● What the task asks
Keep every word of the listing and reproduce it exactly, but set aside any image found there.
|---|
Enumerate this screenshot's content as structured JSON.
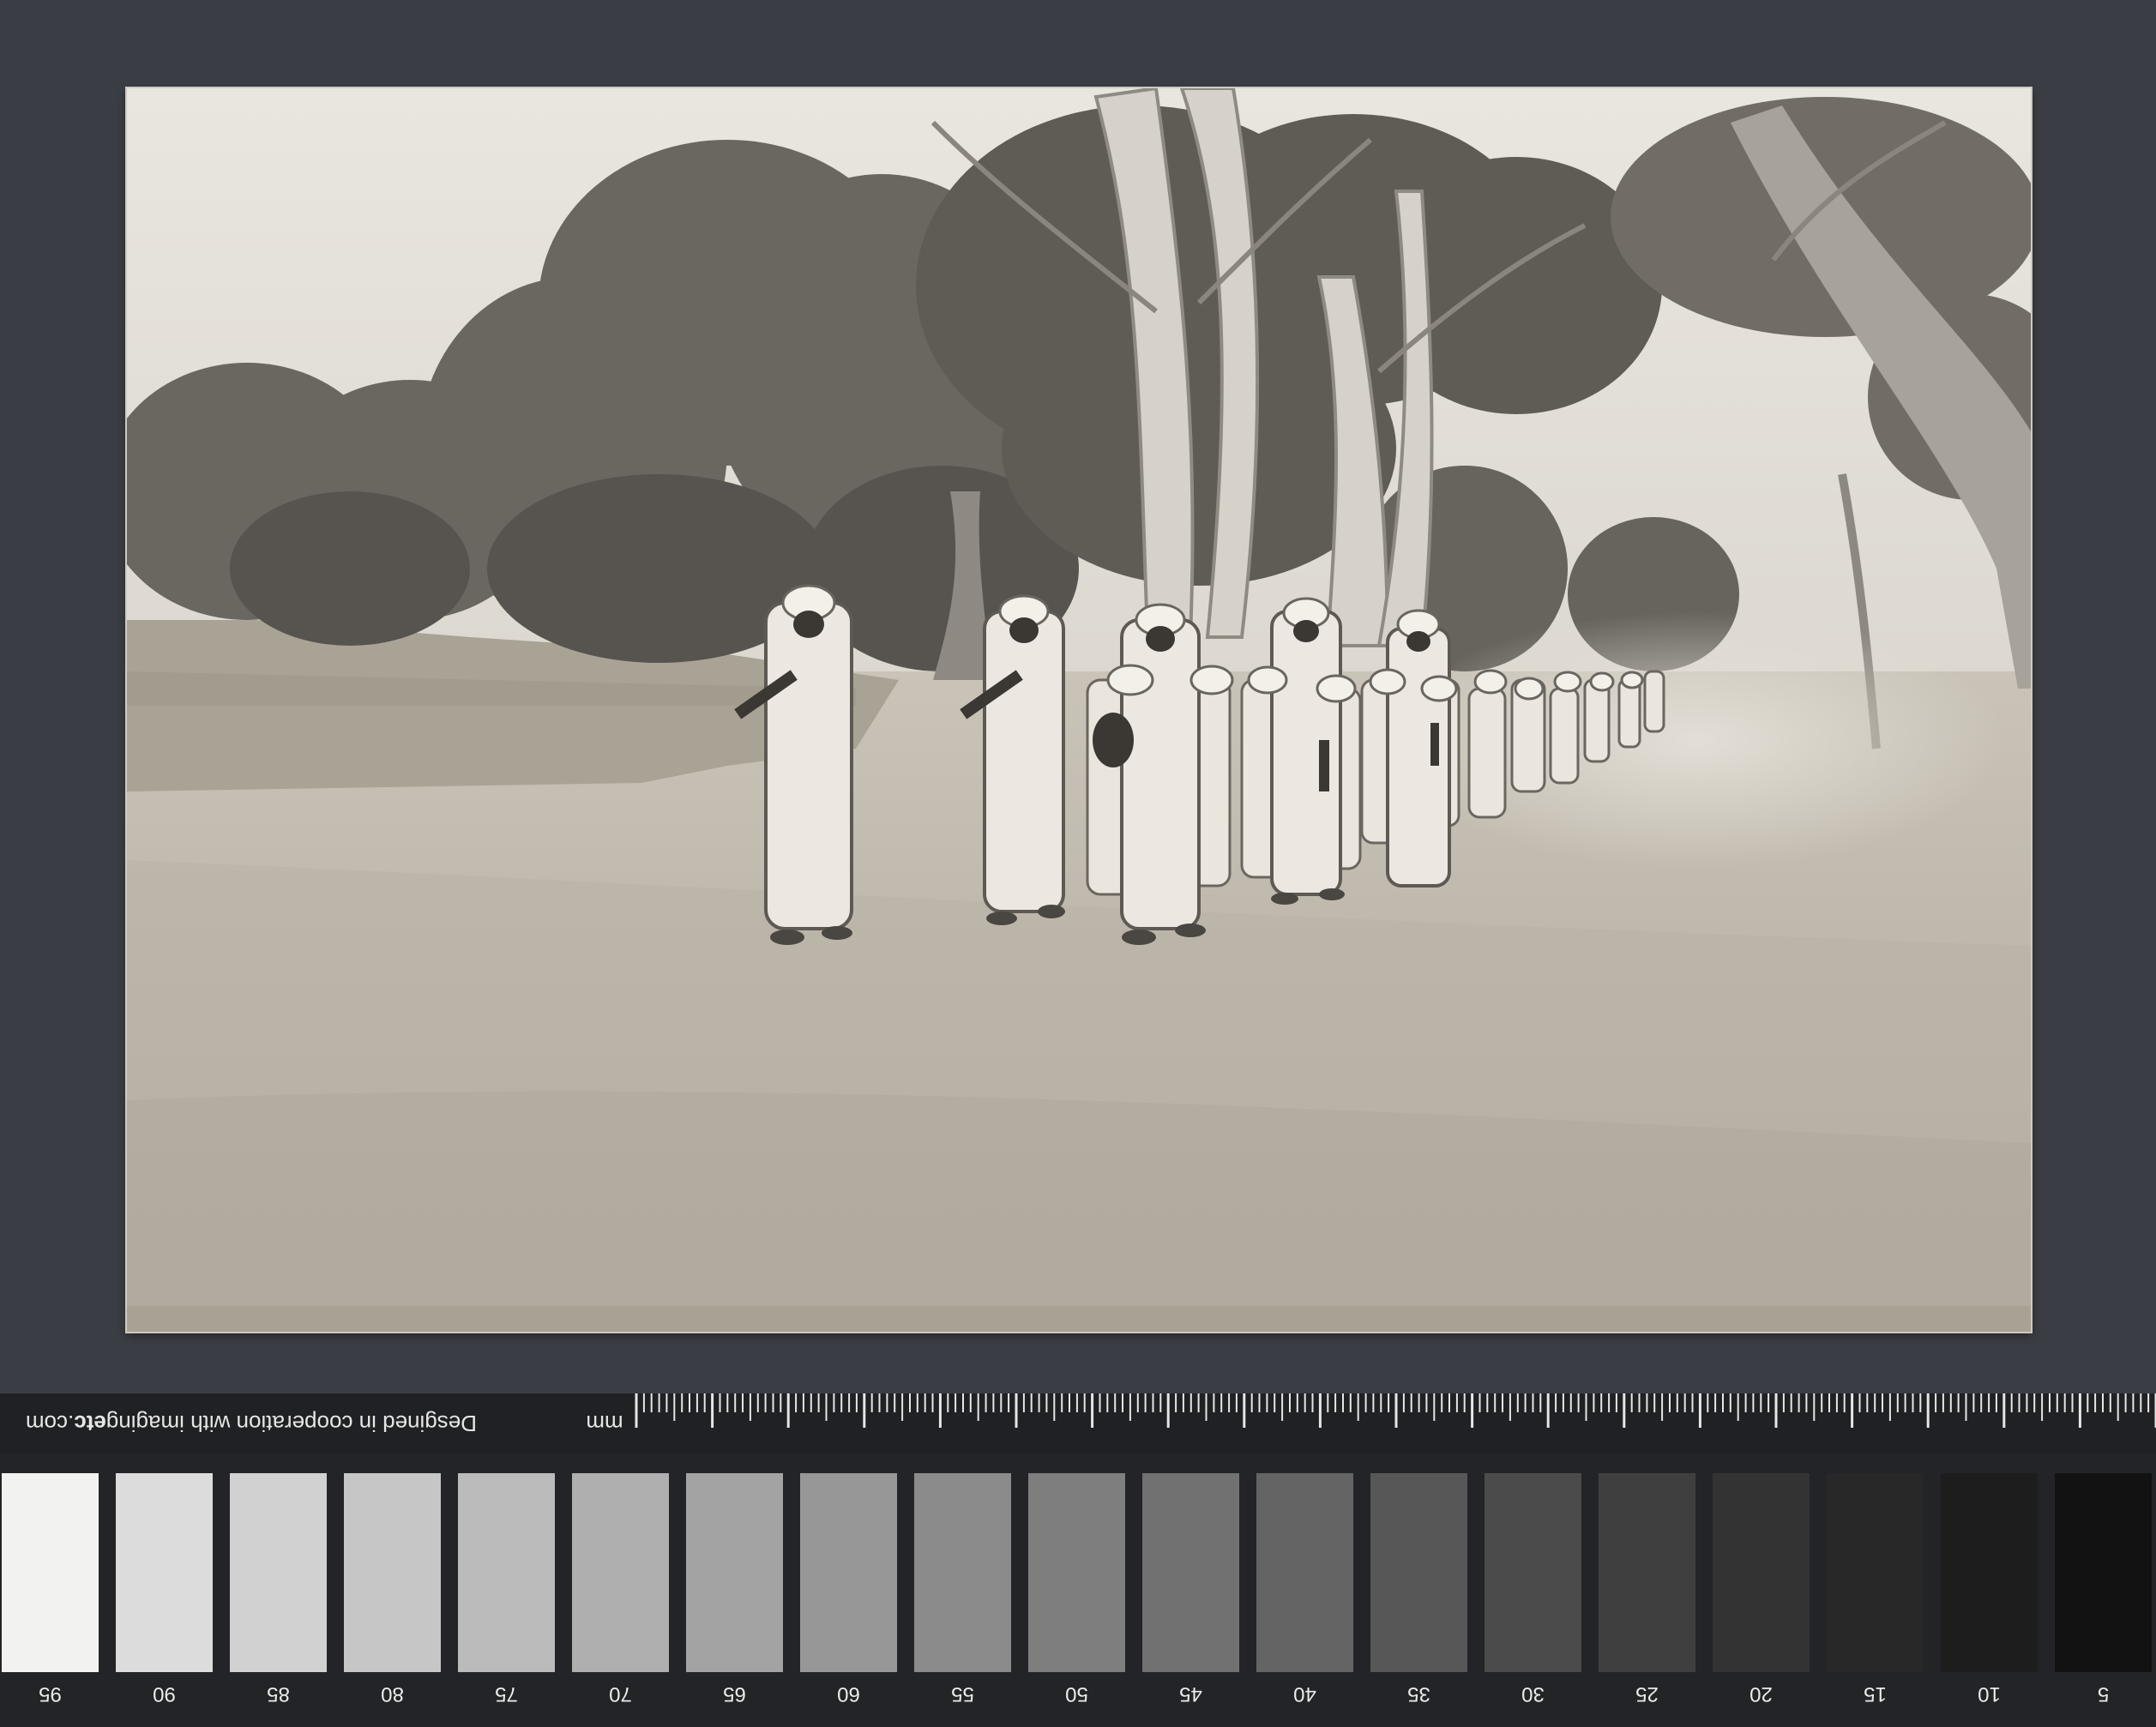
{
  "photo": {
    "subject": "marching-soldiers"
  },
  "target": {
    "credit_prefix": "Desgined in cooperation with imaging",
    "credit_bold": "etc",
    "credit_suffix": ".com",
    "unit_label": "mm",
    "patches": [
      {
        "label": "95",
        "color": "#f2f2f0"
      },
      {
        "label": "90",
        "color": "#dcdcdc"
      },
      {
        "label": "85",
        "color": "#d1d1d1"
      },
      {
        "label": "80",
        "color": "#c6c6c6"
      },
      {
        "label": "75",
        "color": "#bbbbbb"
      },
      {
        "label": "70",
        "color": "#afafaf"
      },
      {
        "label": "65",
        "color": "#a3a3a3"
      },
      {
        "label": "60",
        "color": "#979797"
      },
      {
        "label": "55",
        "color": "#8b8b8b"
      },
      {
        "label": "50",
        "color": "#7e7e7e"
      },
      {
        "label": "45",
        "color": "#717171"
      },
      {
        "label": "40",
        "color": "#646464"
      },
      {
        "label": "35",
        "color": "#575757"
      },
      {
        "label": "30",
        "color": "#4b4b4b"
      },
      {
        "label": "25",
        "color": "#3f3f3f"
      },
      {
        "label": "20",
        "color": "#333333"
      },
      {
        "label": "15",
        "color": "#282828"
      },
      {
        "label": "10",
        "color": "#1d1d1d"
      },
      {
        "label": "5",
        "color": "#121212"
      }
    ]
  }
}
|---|
● Problem solution
Enumerate this screenshot's content as structured JSON.
{
  "photo": {
    "subject": "marching-soldiers"
  },
  "target": {
    "credit_prefix": "Desgined in cooperation with imaging",
    "credit_bold": "etc",
    "credit_suffix": ".com",
    "unit_label": "mm",
    "patches": [
      {
        "label": "95",
        "color": "#f2f2f0"
      },
      {
        "label": "90",
        "color": "#dcdcdc"
      },
      {
        "label": "85",
        "color": "#d1d1d1"
      },
      {
        "label": "80",
        "color": "#c6c6c6"
      },
      {
        "label": "75",
        "color": "#bbbbbb"
      },
      {
        "label": "70",
        "color": "#afafaf"
      },
      {
        "label": "65",
        "color": "#a3a3a3"
      },
      {
        "label": "60",
        "color": "#979797"
      },
      {
        "label": "55",
        "color": "#8b8b8b"
      },
      {
        "label": "50",
        "color": "#7e7e7e"
      },
      {
        "label": "45",
        "color": "#717171"
      },
      {
        "label": "40",
        "color": "#646464"
      },
      {
        "label": "35",
        "color": "#575757"
      },
      {
        "label": "30",
        "color": "#4b4b4b"
      },
      {
        "label": "25",
        "color": "#3f3f3f"
      },
      {
        "label": "20",
        "color": "#333333"
      },
      {
        "label": "15",
        "color": "#282828"
      },
      {
        "label": "10",
        "color": "#1d1d1d"
      },
      {
        "label": "5",
        "color": "#121212"
      }
    ]
  }
}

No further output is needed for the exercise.